A new surgical technique for hip operations that could rapidly reduce waiting lists and recovery times is being pioneered by a group of surgeons at Aberdeen’s Woodend Hospital.

Thursday, 14th January 2021, 8:51 am
Updated Friday, 15th January 2021, 9:19 am
Woodend Hospital.
Woodend Hospital.

The technique, called a direct anterior approach, is prominent in Belgium, Australia, and the USA – but is scarcely used in the UK public sector.

Dr Chris Munro, a consultant orthopaedic surgeon at Woodend, is leading a group of six consultants looking to increase the prominence of the method, which reduces the operation time and recovery period for patients receiving hip replacements.

The approach allows patients to complete hip rehabilitation more quickly and reduces the risk of complications during an operation.

“With an anterior hip replacement, you preserve the muscles around the hip far better than the current surgical approach,” Dr Munro explains.

“That means people get off walking aids and get back to doing normal things much more quickly.

“Traditionally, someone who had a hip replacement would take two or three days to leave the hospital. As a routine for replacements that I’ve done so far using the direct anterior approach, around 90% have gone home the next day.
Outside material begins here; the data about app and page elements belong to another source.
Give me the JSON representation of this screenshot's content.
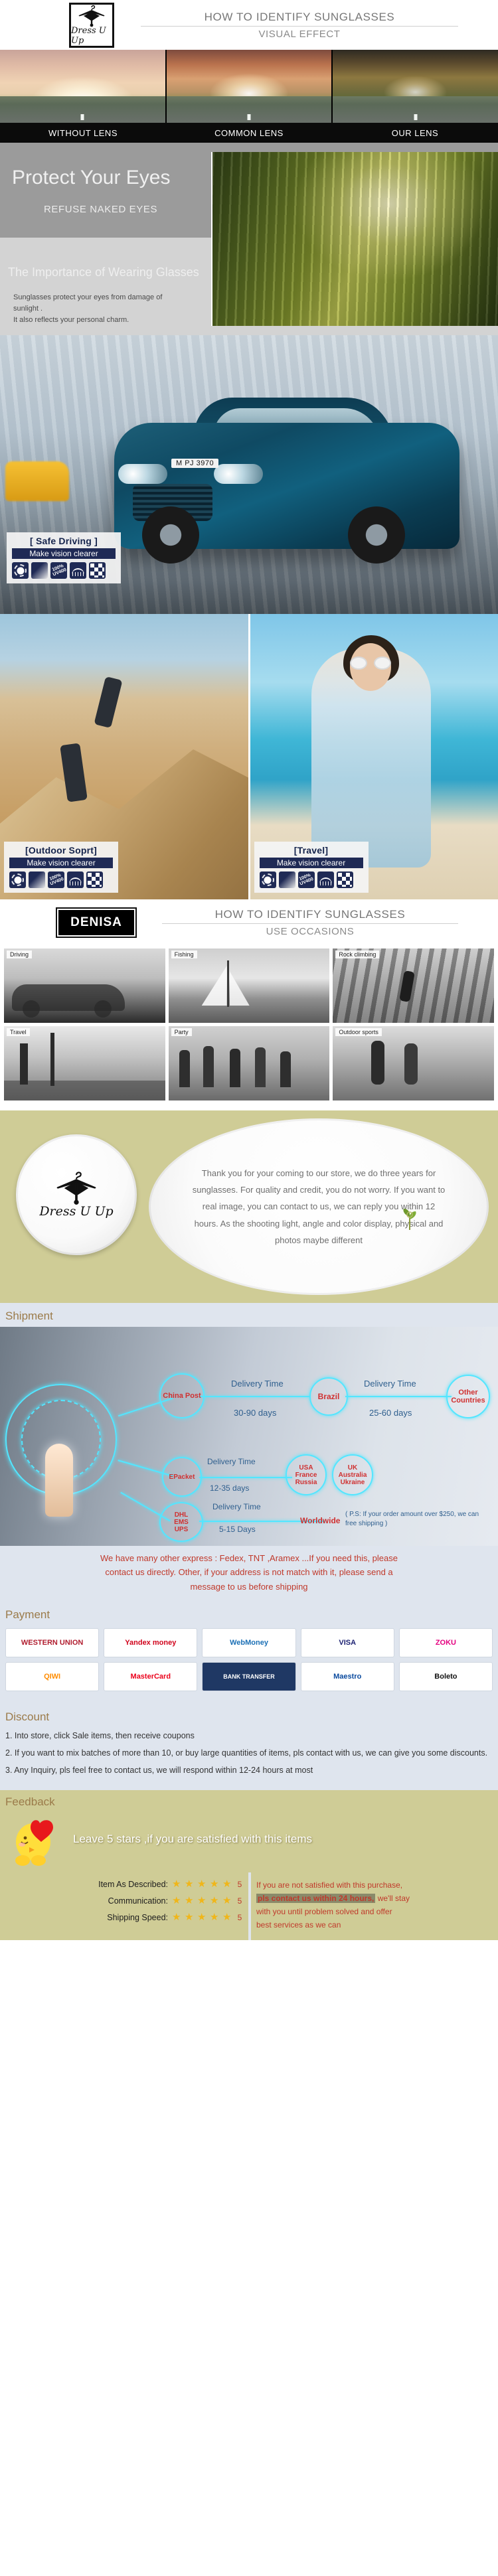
{
  "brand": {
    "logo_icon": "clothes-hanger-icon",
    "name": "Dress U Up",
    "badge_name": "DENISA"
  },
  "header": {
    "line1": "HOW TO IDENTIFY SUNGLASSES",
    "line2": "VISUAL EFFECT"
  },
  "visual_effect": {
    "panels": [
      {
        "label": "WITHOUT LENS"
      },
      {
        "label": "COMMON LENS"
      },
      {
        "label": "OUR LENS"
      }
    ]
  },
  "protect": {
    "title": "Protect Your Eyes",
    "subtitle": "REFUSE NAKED EYES",
    "section_title": "The Importance of Wearing Glasses",
    "para1": "Sunglasses protect your eyes from damage of",
    "para1b": "sunlight .",
    "para2": "It also reflects your personal charm."
  },
  "badges": [
    {
      "title": "[ Safe Driving ]",
      "subtitle": "Make vision clearer",
      "icons": [
        "sun-glare-icon",
        "gradient-lens-icon",
        "uv400-icon",
        "eye-lash-icon",
        "checker-polarized-icon"
      ]
    },
    {
      "title": "[Outdoor Soprt]",
      "subtitle": "Make vision clearer",
      "icons": [
        "sun-glare-icon",
        "gradient-lens-icon",
        "uv400-icon",
        "eye-lash-icon",
        "checker-polarized-icon"
      ]
    },
    {
      "title": "[Travel]",
      "subtitle": "Make vision clearer",
      "icons": [
        "sun-glare-icon",
        "gradient-lens-icon",
        "uv400-icon",
        "eye-lash-icon",
        "checker-polarized-icon"
      ]
    }
  ],
  "car": {
    "plate": "M PJ 3970"
  },
  "occasions": {
    "header_line1": "HOW TO IDENTIFY SUNGLASSES",
    "header_line2": "USE OCCASIONS",
    "cells": [
      {
        "label": "Driving"
      },
      {
        "label": "Fishing"
      },
      {
        "label": "Rock climbing"
      },
      {
        "label": "Travel"
      },
      {
        "label": "Party"
      },
      {
        "label": "Outdoor sports"
      }
    ]
  },
  "thanks": {
    "text": "Thank you for your coming to our store, we do three years for sunglasses. For quality and credit, you do not worry. If you want to real image, you can contact to us, we can reply you within 12 hours. As the shooting light, angle and color display, physical and photos maybe different"
  },
  "shipment": {
    "title": "Shipment",
    "carriers": [
      {
        "name": "China Post"
      },
      {
        "name": "EPacket"
      },
      {
        "name": "DHL\nEMS\nUPS"
      }
    ],
    "routes": [
      {
        "delivery_label": "Delivery Time",
        "time": "30-90 days",
        "destination": "Brazil"
      },
      {
        "delivery_label": "Delivery Time",
        "time": "25-60 days",
        "destination": "Other Countries"
      },
      {
        "delivery_label": "Delivery Time",
        "time": "12-35 days",
        "destination": "USA\nFrance\nRussia"
      },
      {
        "delivery_label": "",
        "time": "",
        "destination": "UK\nAustralia\nUkraine"
      },
      {
        "delivery_label": "Delivery Time",
        "time": "5-15 Days",
        "destination": "Worldwide"
      }
    ],
    "ps_note": "( P.S: If your order amount over $250, we can free shipping )",
    "note1": "We have many other express : Fedex, TNT ,Aramex ...If you need this, please",
    "note2": "contact us directly. Other, if your address is not match with it, please send a",
    "note3": "message to us before shipping"
  },
  "payment": {
    "title": "Payment",
    "methods": [
      {
        "name": "WESTERN UNION",
        "icon": "western-union-logo"
      },
      {
        "name": "Yandex money",
        "icon": "yandex-money-logo"
      },
      {
        "name": "WebMoney",
        "icon": "webmoney-logo"
      },
      {
        "name": "VISA",
        "icon": "visa-logo"
      },
      {
        "name": "ZOKU",
        "icon": "zoku-logo"
      },
      {
        "name": "QIWI",
        "icon": "qiwi-logo"
      },
      {
        "name": "MasterCard",
        "icon": "mastercard-logo"
      },
      {
        "name": "BANK TRANSFER",
        "icon": "bank-transfer-logo"
      },
      {
        "name": "Maestro",
        "icon": "maestro-logo"
      },
      {
        "name": "Boleto",
        "icon": "boleto-logo"
      }
    ]
  },
  "discount": {
    "title": "Discount",
    "items": [
      "1. Into store, click Sale items, then receive coupons",
      "2. If you want to mix batches of more than 10, or buy large quantities of items, pls contact with us, we can give you some discounts.",
      "3. Any Inquiry, pls feel free to contact us, we will respond within 12-24 hours at most"
    ]
  },
  "feedback": {
    "title": "Feedback",
    "icon": "chick-with-heart-icon",
    "message": "Leave 5 stars ,if you are satisfied with this items",
    "ratings": [
      {
        "label": "Item As Described:",
        "stars": 5,
        "value": "5"
      },
      {
        "label": "Communication:",
        "stars": 5,
        "value": "5"
      },
      {
        "label": "Shipping Speed:",
        "stars": 5,
        "value": "5"
      }
    ],
    "warning": {
      "line1": "If you are not satisfied with this purchase,",
      "highlight": "pls contact us within 24 hours,",
      "line2": " we'll stay",
      "line3": "with you until problem solved and offer",
      "line4": "best services as we can"
    }
  },
  "colors": {
    "olive": "#cfcc96",
    "panel_blue": "#dfe5ee",
    "accent_red": "#c0392b",
    "title_brown": "#9b7b4a",
    "cyan": "#53e6ff",
    "navy": "#1f2a55"
  }
}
“It also reduces the risk of dislocation, which is a serious complication where the ball pops out of the socket. The risk of that generally is fairly low if it’s done by an experienced surgeon, but anything you can do to reduce the risk further is a good thing.”

The procedure has not yet been adopted widely throughout the UK, making Aberdeen one of the few locations that offer anterior hip replacements to patients.

“I’m not aware of anywhere else that is doing it routinely at the moment,” Munro says. “That’s good for Aberdeen.

“I know it is happening in London, but that’s mostly in the private sector.

“It really is very limited across the UK.”

Although the new method of hip surgery uses slightly more expensive equipment, Dr Munro – who has worked in Aberdeen hospitals since 2009 – argues that this cost is comfortably offset by the shorter stay patients have to endure in hospital post-operation.

“There are modest increases in costs with some of the consumables that we use for each case,” he admits.

“But those are offset by the fact that you can get people home quicker.

“If we can get people back to work more quickly, back to recreation more quickly, and off medication more quickly, then this will have societal and economic benefits more widely.”

Despite his optimism for the treatment, Dr Munro does not want to make overly ambitious promises for patients.

Though the direct anterior approach is a faster and more cost-effective method, this kind of hip replacement will last just as long as one using the current technique.

“I’m a big believer in this technique.

“Its usage in other countries like Belgium, Australia and the USA shows that it can be done safely and that it can have benefits for the future.

“But it’s still an operation, it still has benefits and risks like any other hip replacement. Early results have been promising, [but] we’re still collecting data.

“We’re at a time in healthcare where we need to look at how we can manage people safely and efficiently whilst getting the best value for money for healthcare.

“There are a lot of people waiting for hip replacements and that’s a big burden on society, particularly following Covid.”